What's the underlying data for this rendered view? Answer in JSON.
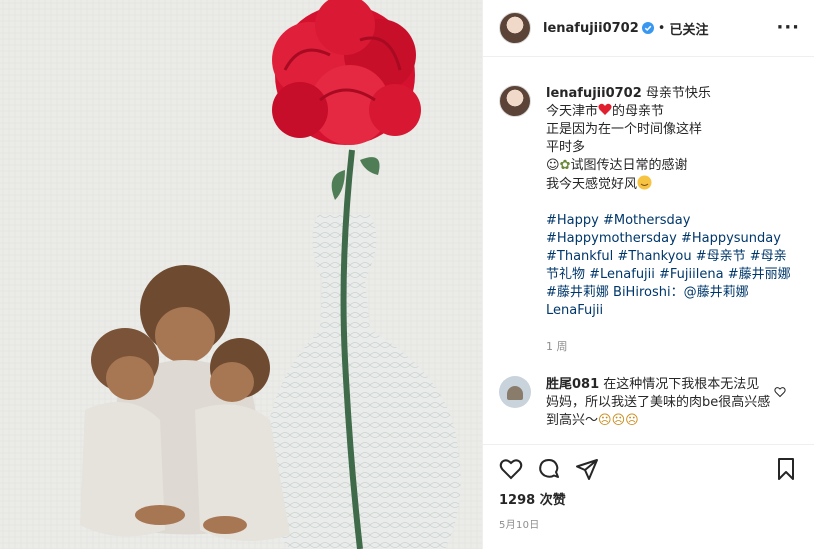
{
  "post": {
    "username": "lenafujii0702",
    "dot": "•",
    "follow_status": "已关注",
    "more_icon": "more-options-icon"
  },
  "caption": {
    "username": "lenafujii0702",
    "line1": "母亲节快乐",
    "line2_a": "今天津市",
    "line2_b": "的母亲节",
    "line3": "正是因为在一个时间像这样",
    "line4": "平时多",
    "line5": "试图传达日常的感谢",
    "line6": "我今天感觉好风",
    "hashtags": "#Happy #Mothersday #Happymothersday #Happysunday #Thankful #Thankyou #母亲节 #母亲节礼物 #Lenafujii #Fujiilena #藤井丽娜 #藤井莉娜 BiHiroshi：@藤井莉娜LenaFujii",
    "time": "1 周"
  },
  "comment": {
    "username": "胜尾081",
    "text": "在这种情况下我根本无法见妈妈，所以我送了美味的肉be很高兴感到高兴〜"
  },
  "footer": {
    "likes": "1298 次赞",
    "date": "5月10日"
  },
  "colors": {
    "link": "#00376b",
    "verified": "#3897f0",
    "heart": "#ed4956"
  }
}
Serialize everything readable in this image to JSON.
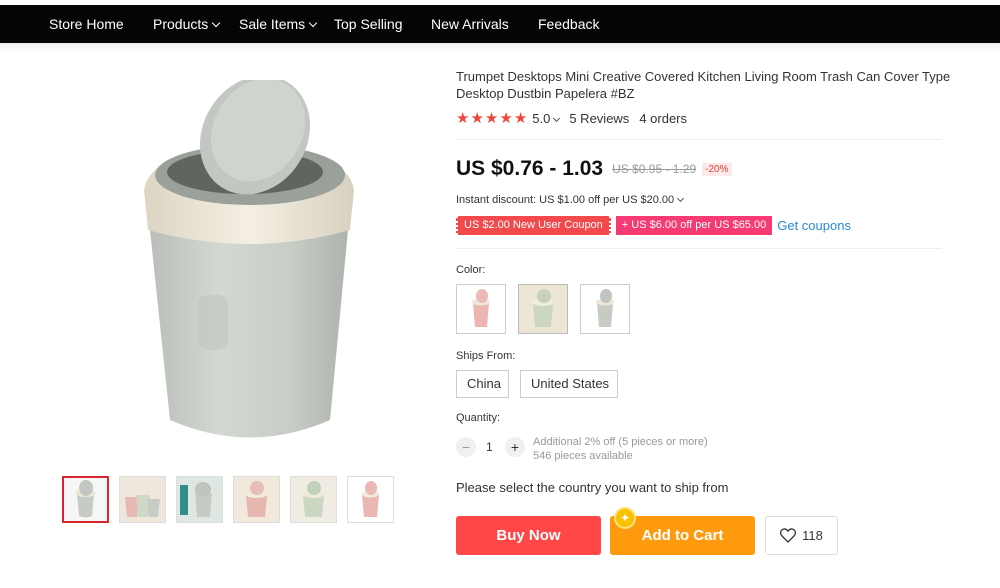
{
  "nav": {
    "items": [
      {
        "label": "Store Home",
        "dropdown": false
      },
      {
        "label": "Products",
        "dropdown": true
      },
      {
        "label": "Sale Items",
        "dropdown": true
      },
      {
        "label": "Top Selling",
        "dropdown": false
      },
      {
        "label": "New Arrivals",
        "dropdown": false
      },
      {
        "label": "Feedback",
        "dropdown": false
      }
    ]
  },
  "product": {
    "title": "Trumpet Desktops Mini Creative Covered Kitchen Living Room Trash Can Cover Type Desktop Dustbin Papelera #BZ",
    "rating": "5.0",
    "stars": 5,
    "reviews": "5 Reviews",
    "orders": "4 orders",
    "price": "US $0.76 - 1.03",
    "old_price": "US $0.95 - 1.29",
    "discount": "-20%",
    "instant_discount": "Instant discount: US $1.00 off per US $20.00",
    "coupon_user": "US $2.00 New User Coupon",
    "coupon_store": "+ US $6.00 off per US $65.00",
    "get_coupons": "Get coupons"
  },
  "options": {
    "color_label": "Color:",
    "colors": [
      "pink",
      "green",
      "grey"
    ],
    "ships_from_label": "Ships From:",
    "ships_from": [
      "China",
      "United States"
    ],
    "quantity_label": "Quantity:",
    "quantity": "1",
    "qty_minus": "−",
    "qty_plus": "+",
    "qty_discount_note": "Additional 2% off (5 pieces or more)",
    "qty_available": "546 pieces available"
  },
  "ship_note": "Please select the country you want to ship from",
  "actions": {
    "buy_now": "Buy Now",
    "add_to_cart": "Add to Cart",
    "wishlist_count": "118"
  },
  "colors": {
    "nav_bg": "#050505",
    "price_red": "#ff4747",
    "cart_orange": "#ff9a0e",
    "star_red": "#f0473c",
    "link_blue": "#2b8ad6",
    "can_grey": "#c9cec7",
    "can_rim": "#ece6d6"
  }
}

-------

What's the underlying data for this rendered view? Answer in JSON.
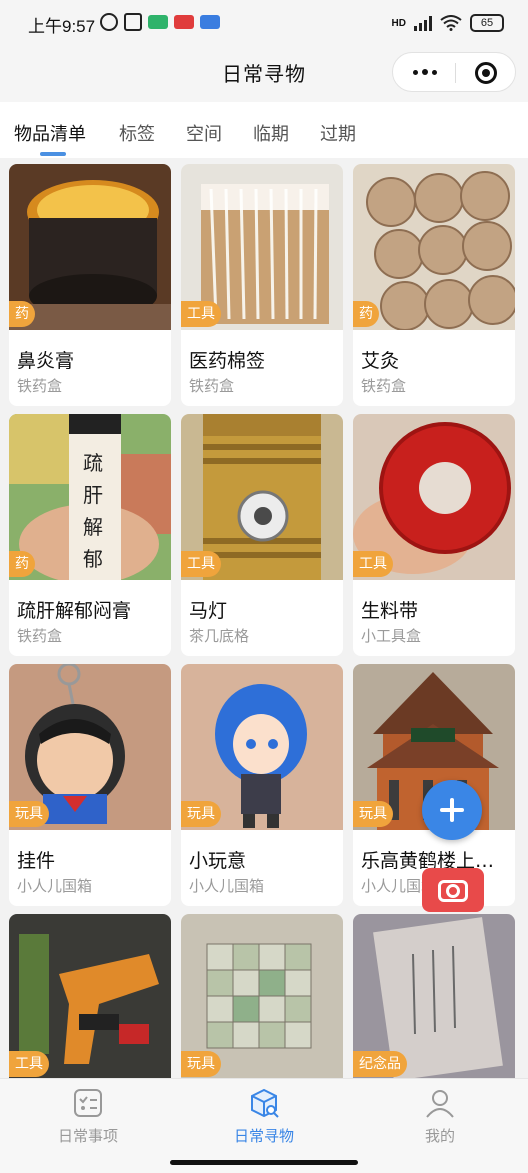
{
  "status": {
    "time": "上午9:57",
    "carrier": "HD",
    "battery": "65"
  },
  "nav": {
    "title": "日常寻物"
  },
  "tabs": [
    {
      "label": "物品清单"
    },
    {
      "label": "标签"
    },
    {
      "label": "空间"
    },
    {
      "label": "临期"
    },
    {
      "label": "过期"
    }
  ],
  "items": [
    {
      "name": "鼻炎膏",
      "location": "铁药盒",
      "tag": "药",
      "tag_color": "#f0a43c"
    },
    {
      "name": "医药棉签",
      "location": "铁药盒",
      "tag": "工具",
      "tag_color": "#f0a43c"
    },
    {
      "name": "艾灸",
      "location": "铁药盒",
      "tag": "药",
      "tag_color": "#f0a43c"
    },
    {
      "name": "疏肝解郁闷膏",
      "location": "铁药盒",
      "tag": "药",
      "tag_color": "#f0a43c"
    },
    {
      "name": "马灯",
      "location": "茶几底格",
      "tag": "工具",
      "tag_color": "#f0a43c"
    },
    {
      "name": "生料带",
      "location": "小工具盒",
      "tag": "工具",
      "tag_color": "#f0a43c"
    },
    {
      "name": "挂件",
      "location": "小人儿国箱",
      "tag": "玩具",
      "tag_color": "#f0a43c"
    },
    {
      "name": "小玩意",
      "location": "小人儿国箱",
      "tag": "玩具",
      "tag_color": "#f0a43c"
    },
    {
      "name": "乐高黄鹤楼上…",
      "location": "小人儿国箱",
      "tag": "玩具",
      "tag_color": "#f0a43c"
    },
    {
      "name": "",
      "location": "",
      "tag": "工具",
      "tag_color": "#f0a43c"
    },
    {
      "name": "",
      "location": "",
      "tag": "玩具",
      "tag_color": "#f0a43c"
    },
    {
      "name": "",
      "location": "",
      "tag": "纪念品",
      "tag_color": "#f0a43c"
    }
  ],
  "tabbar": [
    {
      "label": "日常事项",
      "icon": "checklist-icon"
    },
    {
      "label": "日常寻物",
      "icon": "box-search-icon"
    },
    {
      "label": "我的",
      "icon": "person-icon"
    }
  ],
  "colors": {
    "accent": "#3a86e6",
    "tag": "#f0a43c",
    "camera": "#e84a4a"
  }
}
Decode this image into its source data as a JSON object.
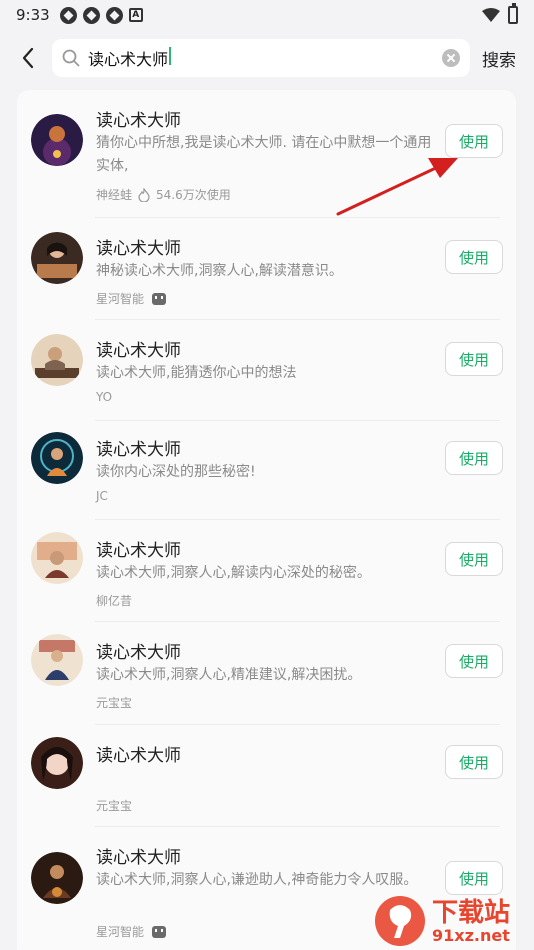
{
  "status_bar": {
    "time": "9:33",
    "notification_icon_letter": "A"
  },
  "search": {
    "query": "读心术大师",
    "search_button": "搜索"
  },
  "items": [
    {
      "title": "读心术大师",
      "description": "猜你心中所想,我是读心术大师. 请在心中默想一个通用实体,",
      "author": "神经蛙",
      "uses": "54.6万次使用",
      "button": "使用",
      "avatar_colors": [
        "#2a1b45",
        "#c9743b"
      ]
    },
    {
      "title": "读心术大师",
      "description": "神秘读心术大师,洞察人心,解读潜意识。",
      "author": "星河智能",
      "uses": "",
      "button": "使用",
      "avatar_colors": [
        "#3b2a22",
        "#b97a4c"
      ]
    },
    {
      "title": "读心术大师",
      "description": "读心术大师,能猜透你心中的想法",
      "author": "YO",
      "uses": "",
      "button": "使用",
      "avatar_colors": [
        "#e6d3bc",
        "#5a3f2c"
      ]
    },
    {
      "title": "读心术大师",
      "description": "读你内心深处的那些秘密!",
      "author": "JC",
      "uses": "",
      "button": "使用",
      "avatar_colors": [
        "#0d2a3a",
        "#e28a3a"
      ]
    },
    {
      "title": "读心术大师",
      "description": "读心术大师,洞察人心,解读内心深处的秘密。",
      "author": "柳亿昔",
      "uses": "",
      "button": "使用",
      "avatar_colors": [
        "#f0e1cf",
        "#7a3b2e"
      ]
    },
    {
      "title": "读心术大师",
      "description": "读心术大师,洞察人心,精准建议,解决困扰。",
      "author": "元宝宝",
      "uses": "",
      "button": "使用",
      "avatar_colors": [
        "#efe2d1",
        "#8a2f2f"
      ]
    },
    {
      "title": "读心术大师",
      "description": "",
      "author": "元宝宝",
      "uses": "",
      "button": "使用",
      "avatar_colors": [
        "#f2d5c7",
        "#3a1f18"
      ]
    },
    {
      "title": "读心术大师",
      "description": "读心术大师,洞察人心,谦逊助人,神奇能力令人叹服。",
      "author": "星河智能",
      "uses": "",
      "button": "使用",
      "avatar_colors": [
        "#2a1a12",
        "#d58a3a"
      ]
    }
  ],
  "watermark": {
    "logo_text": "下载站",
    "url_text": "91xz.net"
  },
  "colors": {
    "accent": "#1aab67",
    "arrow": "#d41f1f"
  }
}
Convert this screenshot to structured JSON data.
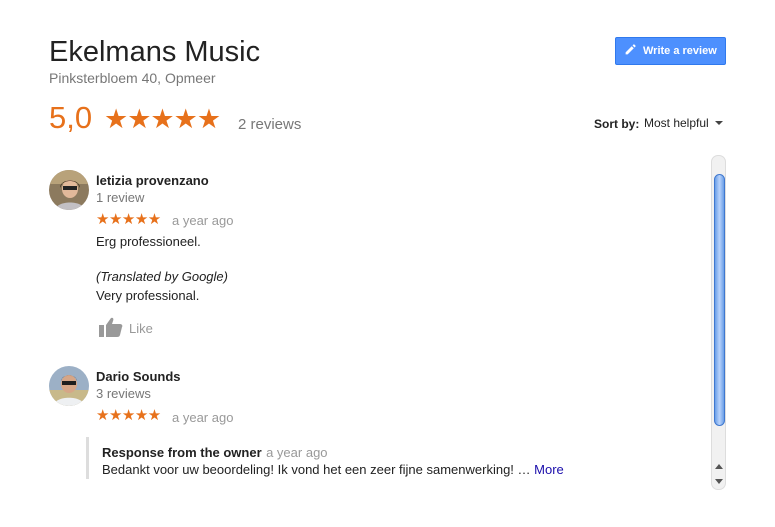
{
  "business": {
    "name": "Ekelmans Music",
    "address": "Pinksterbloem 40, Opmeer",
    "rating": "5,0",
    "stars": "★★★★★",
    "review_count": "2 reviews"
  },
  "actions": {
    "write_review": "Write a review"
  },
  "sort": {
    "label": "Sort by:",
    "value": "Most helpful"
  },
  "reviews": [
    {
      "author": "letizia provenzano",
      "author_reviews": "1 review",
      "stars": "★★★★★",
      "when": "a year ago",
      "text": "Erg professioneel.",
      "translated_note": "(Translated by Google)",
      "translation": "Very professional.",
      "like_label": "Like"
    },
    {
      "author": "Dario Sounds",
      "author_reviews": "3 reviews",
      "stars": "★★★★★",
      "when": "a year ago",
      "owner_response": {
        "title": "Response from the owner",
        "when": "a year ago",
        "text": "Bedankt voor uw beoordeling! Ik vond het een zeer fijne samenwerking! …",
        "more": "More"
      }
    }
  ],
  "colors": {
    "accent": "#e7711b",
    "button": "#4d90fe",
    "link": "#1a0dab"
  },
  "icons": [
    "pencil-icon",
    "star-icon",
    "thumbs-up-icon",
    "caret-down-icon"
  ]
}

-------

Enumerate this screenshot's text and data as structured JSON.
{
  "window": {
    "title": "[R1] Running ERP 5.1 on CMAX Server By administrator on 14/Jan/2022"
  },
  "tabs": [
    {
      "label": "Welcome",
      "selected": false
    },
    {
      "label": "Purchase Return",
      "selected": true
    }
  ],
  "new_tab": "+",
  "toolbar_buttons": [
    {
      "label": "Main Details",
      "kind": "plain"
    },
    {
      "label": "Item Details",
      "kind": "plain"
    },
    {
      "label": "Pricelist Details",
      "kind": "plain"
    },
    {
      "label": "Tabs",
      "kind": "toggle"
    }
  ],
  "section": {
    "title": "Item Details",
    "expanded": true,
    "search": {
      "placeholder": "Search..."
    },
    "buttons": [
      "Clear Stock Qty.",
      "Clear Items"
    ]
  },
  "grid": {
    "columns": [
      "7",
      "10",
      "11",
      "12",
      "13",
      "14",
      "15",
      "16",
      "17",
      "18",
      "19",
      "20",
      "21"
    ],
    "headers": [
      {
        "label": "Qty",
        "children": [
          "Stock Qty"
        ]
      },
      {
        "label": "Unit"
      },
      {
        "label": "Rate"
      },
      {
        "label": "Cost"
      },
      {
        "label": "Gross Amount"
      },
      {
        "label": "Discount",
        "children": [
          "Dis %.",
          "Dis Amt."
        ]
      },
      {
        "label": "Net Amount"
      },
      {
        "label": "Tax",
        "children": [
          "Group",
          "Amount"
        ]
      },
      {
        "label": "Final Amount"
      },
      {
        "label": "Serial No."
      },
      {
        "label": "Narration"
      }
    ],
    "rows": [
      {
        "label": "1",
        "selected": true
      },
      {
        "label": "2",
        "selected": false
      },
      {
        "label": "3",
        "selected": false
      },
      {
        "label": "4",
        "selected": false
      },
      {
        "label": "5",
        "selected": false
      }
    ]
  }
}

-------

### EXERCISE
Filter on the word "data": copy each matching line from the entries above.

### FINISHED EXERCISE
What's the underlying data for this rendered view? Answer in JSON.
What's the underlying data for this rendered view? Answer in JSON.
Decode this image into its source data as a JSON object.
Convert this screenshot to structured JSON data.
Enumerate this screenshot's text and data as structured JSON.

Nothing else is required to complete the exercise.